The Border Collie is a herding dog breed. Border Collies have great speed and agility, as well as energy to herd and chase day in and day out. This breed needs exercise, but can also be one of the breeds most receptive to direction and structure. The Border Collie was specifically bred for intelligence and for obedience. The breed was ranked #1 in Stanley Coren’s The Intelligence of Dogs.

6. Welsh Corgi

The Welsh Corgi, which originated in Wales, has a tendency to bark, but that may be its only perceived drawback. The breed is small in stature but they are large in spirit. The Corgis are loyal and devoted dogs. Corgis often compete in agility trials and other events. There are two distinct recognized breeds: the Pembroke Welsh Corgi and the Cardigan Welsh Corgi. The Pembroke breed is the more common.

5. Doberman Pinscher

Dobermans are of German origin and have an intimidating look with their angular head and wiry, muscular body. They can be excellent guard dogs. Eager to please, Dobermans make a wonderful family pet. They are also very loyal. The breed was originally developed, somewhere around 1890, by Karl Friedrich Louis Dobermann who was a German tax collector.

4. German Shepherd

Also known as an Alsacian Wolfhound, the German Shepherd is a large, fierce and loyal companion. It is also a good family dog and has been used to assist police and the military. The breed can be traced back to the late 1890’s. One of the more intelligent canines, shepherds are easily trained and wary of strangers. The German Shepherd is the second most popular breed of dog in the United States.

3. Golden Retriever

Devoted and intelligent, the Golden Retriever is a wonderful family dog due to its mild and loving temperament. Retrievers are often popular with young families looking for a friendly and gentle playmate for kids. The Retriever is a large-sized breed. They are playful, affectionate, eager to please and highly trainable. Retrievers are used for important jobs like guide dogs for the blind, bomb sniffing efforts and rescue missions. Presidents Ford and Reagan both had Golden Retrievers.

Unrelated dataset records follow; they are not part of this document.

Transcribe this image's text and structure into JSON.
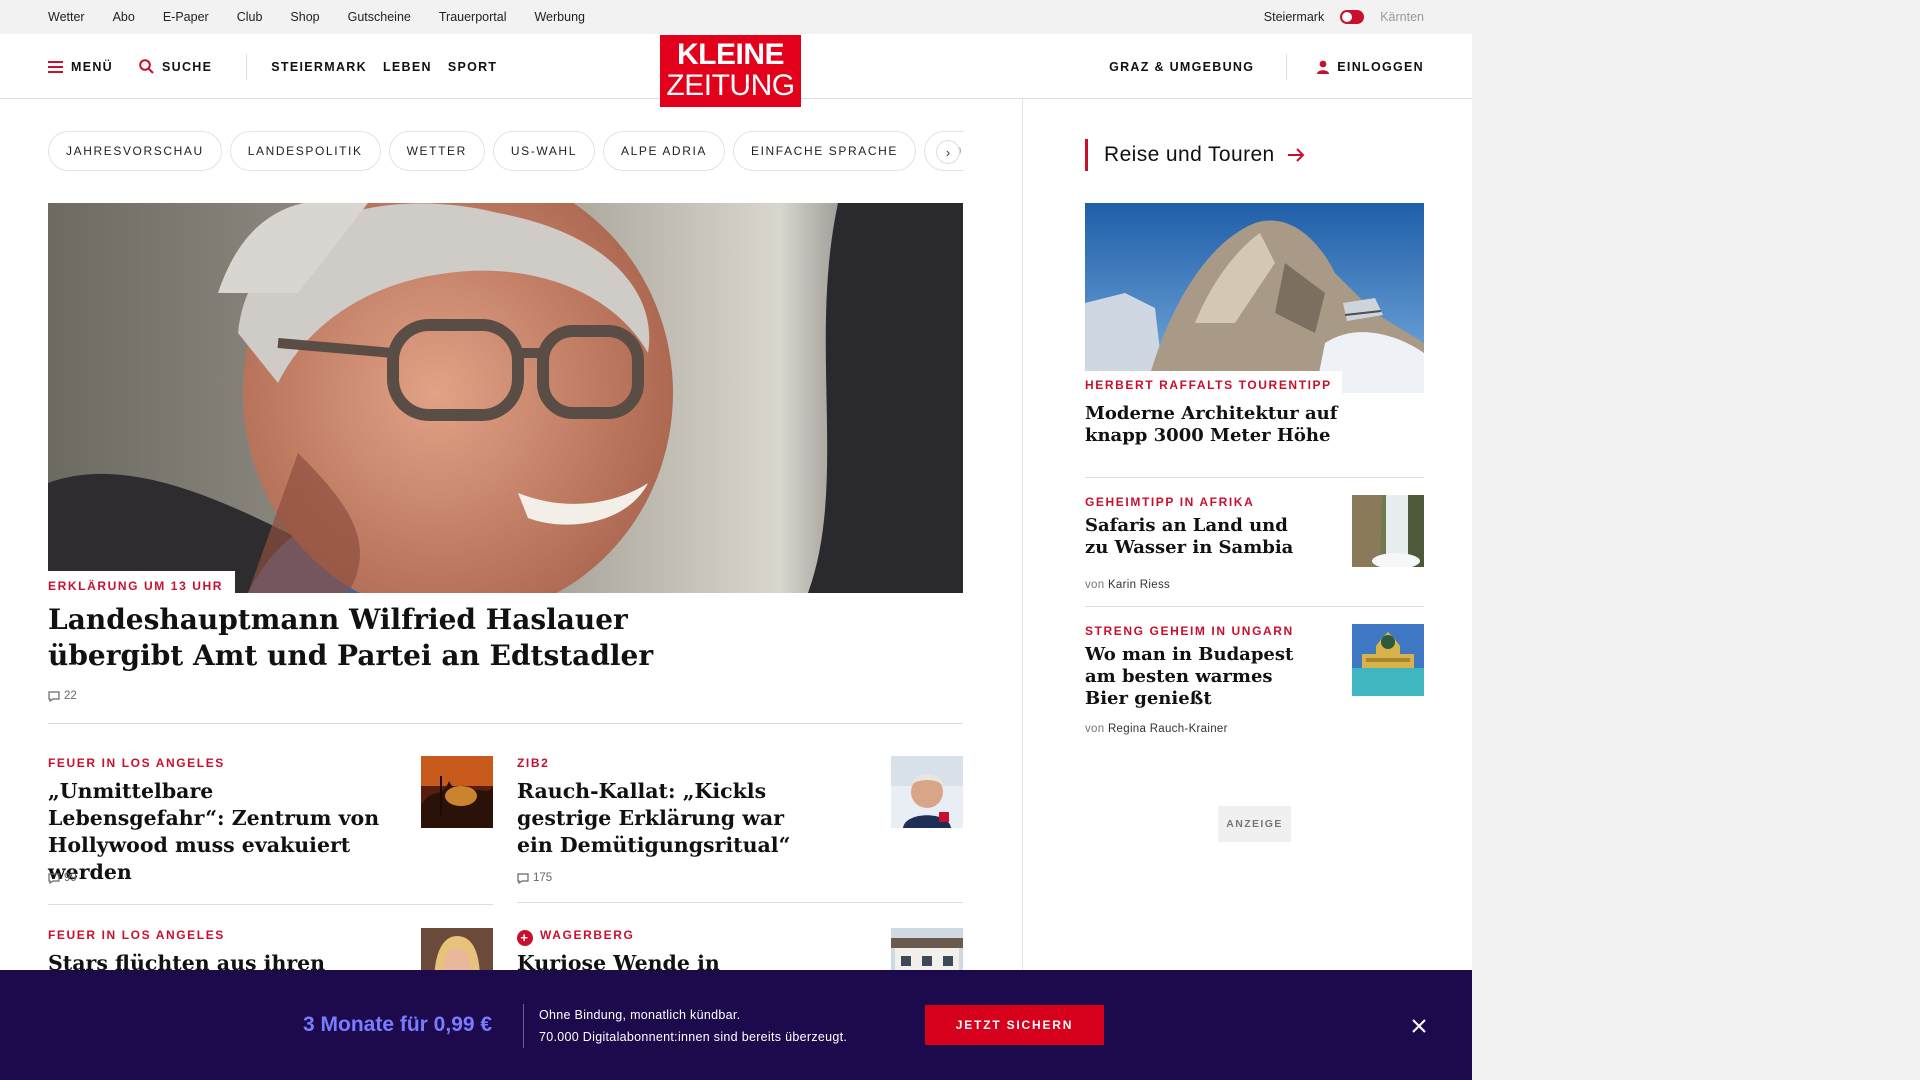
{
  "topbar": {
    "links": [
      "Wetter",
      "Abo",
      "E-Paper",
      "Club",
      "Shop",
      "Gutscheine",
      "Trauerportal",
      "Werbung"
    ],
    "region_active": "Steiermark",
    "region_other": "Kärnten"
  },
  "header": {
    "menu_label": "MENÜ",
    "search_label": "SUCHE",
    "nav": [
      "STEIERMARK",
      "LEBEN",
      "SPORT"
    ],
    "logo_line1": "KLEINE",
    "logo_line2": "ZEITUNG",
    "local_label": "GRAZ & UMGEBUNG",
    "login_label": "EINLOGGEN",
    "brand_color": "#e2001a"
  },
  "pills": [
    "JAHRESVORSCHAU",
    "LANDESPOLITIK",
    "WETTER",
    "US-WAHL",
    "ALPE ADRIA",
    "EINFACHE SPRACHE",
    "DOS"
  ],
  "hero": {
    "kicker": "ERKLÄRUNG UM 13 UHR",
    "title": "Landeshauptmann Wilfried Haslauer übergibt Amt und Partei an Edtstadler",
    "comments": "22"
  },
  "articles": [
    {
      "kicker": "FEUER IN LOS ANGELES",
      "title": "„Unmittelbare Lebensgefahr“: Zentrum von Hollywood muss evakuiert werden",
      "comments": "99"
    },
    {
      "kicker": "ZIB2",
      "title": "Rauch-Kallat: „Kickls gestrige Erklärung war ein Demütigungsritual“",
      "comments": "175"
    },
    {
      "kicker": "FEUER IN LOS ANGELES",
      "title": "Stars flüchten aus ihren"
    },
    {
      "kicker": "WAGERBERG",
      "title": "Kuriose Wende in Baustellen-"
    }
  ],
  "sidebar": {
    "section_title": "Reise und Touren",
    "hero": {
      "kicker": "HERBERT RAFFALTS TOURENTIPP",
      "title": "Moderne Architektur auf knapp 3000 Meter Höhe"
    },
    "items": [
      {
        "kicker": "GEHEIMTIPP IN AFRIKA",
        "title": "Safaris an Land und zu Wasser in Sambia",
        "author_prefix": "von",
        "author": "Karin Riess"
      },
      {
        "kicker": "STRENG GEHEIM IN UNGARN",
        "title": "Wo man in Budapest am besten warmes Bier genießt",
        "author_prefix": "von",
        "author": "Regina Rauch-Krainer"
      }
    ],
    "ad_label": "ANZEIGE"
  },
  "promo": {
    "offer": "3 Monate für 0,99 €",
    "line1": "Ohne Bindung, monatlich kündbar.",
    "line2": "70.000 Digitalabonnent:innen sind bereits überzeugt.",
    "cta": "JETZT SICHERN",
    "background": "#1c0a4d",
    "accent": "#7a7cff"
  }
}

2. Papillion

A member of the Spaniel family, Papillons are known for their small head and almost bat-like ears. The Papillon is quite attentive, intelligent and willing to take direction. Unlike some toy breeds, Papillons are at ease and affectionate with children. They are very active and enjoy a brisk walk. The name actually comes from the French word for “Butterfly.” They are also referred to as Continental Toy Spaniels.

1. Standard Poodle

The Standard Poodle may seem like the choice for “snobby” people looking to showcase a dog by shaving it and making it look silly, however, that isn’t all true. The Standard Poodle does more than just make appearances at dog show competitions. They are actually full of energy and eager to take commands from people.

Raising a dog can be an extremely rewarding experience. Adoption is also a great way to bring a new dog into your life or that of your family. These are dogs which have experienced abuse, abandonment, malnutrition, neglect, and mistreatment. The love and life dogs like these are capable of will astound you. It goes without saying that a trip to your local dog shelter will change the lives of everyone involved once you adopt a dog who cannot wait for a second chance at life with a loving family.